One specific problem I’ve been told about (from a health source) is that there are cases where people put on ventilators have appeared to recover, are taken off the ventilator and then die due to stress on their heart.

MSN/Bloomberg: 99% of Those Who Died From Virus Had Other Illness, Italy Says

Prime Minister Giuseppe Conte’s government is evaluating whether to extend a nationwide lockdown beyond the beginning of April, daily La Stampa reported Wednesday. Italy has more than 31,500 confirmed cases of the illness.

a close up of a logo: Italy Coronavirus Deaths

The Rome-based institute has examined medical records of about 18% of the country’s coronavirus fatalities, finding that just three victims, or 0.8% of the total, had no previous pathology. Almost half of the victims suffered from at least three prior illnesses and about a fourth had either one or two previous conditions.

More than 75% had high blood pressure, about 35% had diabetes and a third suffered from heart disease.

The average age of those who’ve died from the virus in Italy is 79.5.
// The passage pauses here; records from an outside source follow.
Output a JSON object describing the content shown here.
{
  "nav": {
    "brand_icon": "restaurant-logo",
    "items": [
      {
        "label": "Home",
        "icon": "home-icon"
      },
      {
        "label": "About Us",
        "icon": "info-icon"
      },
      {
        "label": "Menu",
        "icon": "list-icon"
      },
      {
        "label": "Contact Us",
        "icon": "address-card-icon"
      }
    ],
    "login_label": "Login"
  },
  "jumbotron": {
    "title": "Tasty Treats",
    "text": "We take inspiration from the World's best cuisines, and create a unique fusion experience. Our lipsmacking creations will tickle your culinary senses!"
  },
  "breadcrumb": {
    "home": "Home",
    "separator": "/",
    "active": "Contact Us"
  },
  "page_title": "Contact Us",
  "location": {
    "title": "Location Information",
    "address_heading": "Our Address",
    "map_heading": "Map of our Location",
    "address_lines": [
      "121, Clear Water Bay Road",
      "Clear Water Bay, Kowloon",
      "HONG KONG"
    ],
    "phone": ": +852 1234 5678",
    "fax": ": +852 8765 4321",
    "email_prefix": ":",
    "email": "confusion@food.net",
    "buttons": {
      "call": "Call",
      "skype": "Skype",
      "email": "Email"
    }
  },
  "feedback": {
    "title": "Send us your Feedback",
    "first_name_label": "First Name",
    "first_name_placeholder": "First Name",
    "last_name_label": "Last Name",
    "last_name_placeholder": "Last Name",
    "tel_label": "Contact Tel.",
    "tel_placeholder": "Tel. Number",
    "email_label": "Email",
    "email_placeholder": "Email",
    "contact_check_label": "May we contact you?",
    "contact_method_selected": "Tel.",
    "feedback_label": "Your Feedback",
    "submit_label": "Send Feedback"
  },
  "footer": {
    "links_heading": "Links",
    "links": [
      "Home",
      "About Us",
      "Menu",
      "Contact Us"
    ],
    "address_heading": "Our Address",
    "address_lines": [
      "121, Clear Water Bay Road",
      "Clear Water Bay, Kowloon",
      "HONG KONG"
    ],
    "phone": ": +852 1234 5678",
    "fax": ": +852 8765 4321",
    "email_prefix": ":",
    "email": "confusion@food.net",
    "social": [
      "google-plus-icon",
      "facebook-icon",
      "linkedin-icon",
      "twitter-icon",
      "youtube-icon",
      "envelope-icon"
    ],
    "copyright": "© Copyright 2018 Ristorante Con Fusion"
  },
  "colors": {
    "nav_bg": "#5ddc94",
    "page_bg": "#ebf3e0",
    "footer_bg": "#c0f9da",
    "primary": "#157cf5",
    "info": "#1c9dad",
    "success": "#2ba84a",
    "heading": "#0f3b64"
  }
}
But the biggest risk appears to be age (as people get older they tend to acquire illnesses) – especially to the 70+ age group.

a screenshot of a cell phone: Threat to the Elderly

 

As of March 17, 17 people under 50 had died from the disease.

So a very low number of younger people.

All of Italy’s victims under 40 have been males with serious existing medical conditions.

While data released Tuesday point to a slowdown in the increase of cases, with a 12.6% rise, a separate study shows Italy could be underestimating the real number of cases by testing only patients presenting symptoms.

According to the GIMBE Foundation, about 100,000 Italians have contracted the virus, daily Il Sole 24 Ore reported. That would bring back the country’s death rate closer to the global average of about 2%.

So it looks like if you are healthy and under about 70 then the risks are low.

But people with existing illnesses, especially if they are over 70, are high risk.

This means that those people in particular should be especially cautious about what they do to help ensure that don’t catch the virus. Many people are self isolating to protect themselves.